As Hispanics increase their internet use, more Spanish newspapers are going digital. Many local papers, such as L.A.'s La Opinion and Miami's El Nuevo Herald, have up-to-date websites. Some american media giants have begun incorporating Spanish publishing into their digital strategies as well, such as AOL, Yahoo, and MSN. In fact, MSN's MSN Latino site boasts the spot as 4th most popular publisher for Hispanic audiences, and is the most popular Hispanic site from an English-language parent company. Perhaps this is due to the company's partnership with TeleMundo, one of the largest Spanish language television outlets.

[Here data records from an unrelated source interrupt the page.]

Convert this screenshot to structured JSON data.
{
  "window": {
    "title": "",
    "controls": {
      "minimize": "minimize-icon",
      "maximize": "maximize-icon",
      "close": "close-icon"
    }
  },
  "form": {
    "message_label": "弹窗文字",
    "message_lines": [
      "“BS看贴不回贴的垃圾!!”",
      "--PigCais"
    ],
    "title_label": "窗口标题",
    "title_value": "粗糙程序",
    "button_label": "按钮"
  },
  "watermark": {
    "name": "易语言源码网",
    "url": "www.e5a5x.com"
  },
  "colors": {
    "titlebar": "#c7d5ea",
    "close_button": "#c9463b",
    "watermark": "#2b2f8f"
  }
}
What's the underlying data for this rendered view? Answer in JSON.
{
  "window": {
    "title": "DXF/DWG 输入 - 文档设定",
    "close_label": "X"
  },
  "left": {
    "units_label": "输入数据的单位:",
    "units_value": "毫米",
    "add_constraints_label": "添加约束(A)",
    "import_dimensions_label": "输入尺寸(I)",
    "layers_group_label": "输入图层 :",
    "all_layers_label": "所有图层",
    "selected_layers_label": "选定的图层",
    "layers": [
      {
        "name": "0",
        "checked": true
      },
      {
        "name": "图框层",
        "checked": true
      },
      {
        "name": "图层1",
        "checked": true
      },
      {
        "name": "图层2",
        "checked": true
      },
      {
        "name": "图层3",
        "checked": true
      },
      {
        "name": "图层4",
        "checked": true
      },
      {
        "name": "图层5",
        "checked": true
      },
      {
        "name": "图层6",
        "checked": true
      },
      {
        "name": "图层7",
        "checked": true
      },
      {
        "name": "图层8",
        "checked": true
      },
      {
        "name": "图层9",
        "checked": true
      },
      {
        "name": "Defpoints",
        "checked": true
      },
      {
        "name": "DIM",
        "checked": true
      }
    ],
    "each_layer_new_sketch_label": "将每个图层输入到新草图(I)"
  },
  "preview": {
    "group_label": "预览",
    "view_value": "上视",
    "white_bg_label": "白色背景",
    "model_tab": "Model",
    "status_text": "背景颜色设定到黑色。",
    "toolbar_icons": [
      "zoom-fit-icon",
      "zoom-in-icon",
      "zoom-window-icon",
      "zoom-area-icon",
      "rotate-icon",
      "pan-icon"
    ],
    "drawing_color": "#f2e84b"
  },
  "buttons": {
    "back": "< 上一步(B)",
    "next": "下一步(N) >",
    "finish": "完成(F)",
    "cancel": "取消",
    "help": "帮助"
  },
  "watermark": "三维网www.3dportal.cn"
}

Not all of this media growth has been welcomed, however. In 2005, The Greeley Tribune of Greeley, Colorado launched a free weekly in Spanish. The decision was met with angry comments and cancelled subscriptions by readers who felt as though the publication was "encouraging illegals".
Jim Elsberry, publisher of The Greeley Tribune, defended the move, saying, "We want to be the newspaper for everyone in [our] county." In spite of the controversy, local businesses have taken advantage of the opportunity to reach out to the town's 30% Hispanic population.
With more Puerto Ricans on the East Coast, Cuban-Americans in the Florida, and Mexican-Americans in the Southwest, newspapers have an opportunity to capitalize an enormous market. Engaging Hispanic communities widens readership and attracts advertising revenue that the press needs. American newspapers have the opportunity to connect different demographics and support Spanish-speakers transition between English and Spanish.
Photo Credit: Silver Spring Daily